26) Jacobs JP, Anderson RH, Weinberg PM, et al: The nomenclature, definition and classification of cardiac structures in the setting of heterotaxy. Cardiol Young 2007; 17 Suppl 2: 1–28

27) Franklin RC, Béland MJ, Krogmann ON; International Society for Nomenclature of Paediatric and Congenital Heart Disease: Mapping and coding of nomenclatures for paediatric and congenital heart disease. Cardiol Young 2006; 16: 105–106

28) Jacobs JP, Franklin RC, Jacobs ML, et al: Classification of the functionally univentricular heart: Unity from mapped codes.

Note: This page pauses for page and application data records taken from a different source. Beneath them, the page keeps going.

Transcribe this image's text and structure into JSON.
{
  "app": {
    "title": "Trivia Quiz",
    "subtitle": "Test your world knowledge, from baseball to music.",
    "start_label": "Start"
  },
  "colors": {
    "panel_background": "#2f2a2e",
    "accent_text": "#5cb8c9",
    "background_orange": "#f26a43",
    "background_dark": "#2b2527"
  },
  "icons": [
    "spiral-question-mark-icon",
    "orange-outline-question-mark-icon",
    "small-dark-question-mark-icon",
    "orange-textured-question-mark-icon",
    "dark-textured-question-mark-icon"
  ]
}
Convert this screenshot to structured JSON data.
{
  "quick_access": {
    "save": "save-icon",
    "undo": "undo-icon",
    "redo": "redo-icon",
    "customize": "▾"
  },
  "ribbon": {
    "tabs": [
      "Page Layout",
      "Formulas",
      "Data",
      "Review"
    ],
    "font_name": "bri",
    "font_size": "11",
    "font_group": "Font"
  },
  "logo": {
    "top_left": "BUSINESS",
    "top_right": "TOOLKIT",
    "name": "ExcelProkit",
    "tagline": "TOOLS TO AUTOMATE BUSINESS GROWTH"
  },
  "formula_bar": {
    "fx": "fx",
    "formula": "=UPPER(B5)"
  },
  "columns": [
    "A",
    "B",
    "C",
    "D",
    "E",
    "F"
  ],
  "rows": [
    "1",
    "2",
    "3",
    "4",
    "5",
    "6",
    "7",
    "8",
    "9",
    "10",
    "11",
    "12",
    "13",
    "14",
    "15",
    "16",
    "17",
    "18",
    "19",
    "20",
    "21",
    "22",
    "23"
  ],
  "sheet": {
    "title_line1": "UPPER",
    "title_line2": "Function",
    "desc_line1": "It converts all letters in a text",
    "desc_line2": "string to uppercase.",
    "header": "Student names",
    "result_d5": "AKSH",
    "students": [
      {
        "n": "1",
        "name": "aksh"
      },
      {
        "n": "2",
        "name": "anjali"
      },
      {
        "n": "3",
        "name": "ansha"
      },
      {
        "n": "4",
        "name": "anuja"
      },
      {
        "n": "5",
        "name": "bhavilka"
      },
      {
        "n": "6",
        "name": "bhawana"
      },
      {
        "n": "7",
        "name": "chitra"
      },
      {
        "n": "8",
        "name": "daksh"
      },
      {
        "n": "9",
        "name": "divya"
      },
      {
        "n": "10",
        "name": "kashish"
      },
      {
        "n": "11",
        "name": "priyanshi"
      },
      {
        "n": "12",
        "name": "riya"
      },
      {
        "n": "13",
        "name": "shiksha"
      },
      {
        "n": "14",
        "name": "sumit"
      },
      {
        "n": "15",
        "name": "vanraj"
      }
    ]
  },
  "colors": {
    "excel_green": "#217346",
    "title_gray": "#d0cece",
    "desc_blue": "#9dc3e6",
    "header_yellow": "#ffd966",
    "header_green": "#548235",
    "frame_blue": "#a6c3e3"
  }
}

Cardiol Young 2006; 16 Suppl 1: 9–21

29) Franklin RCG, Béland MJ, Colan SD, et al: Nomenclature for congenital and paediatric cardiac disease: The International Paediatric and Congenital Cardiac Code (IPCCC) and the Eleventh Iteration of the International Classification of Diseases (ICD-11). Cardiol Young 2017; 27: 1872–1938

30) Jacobs JP, Franklin RCG, Béland MJ, et al: Nomenclature for pediatric and congenital cardiac care: Unification of clinical and administrative nomenclature—The 2021 International Paediatric and Congenital Cardiac Code (IPCCC) and the Eleventh Revision of the International Classification of Diseases (ICD-11). World J Pediatr Congenit Heart Surg 2021; 12: E1–E18

This page was created on 2024-01-12T13:52:44.15+09:00
This page was last modified on 2024-02-27T15:51:11.000+09:00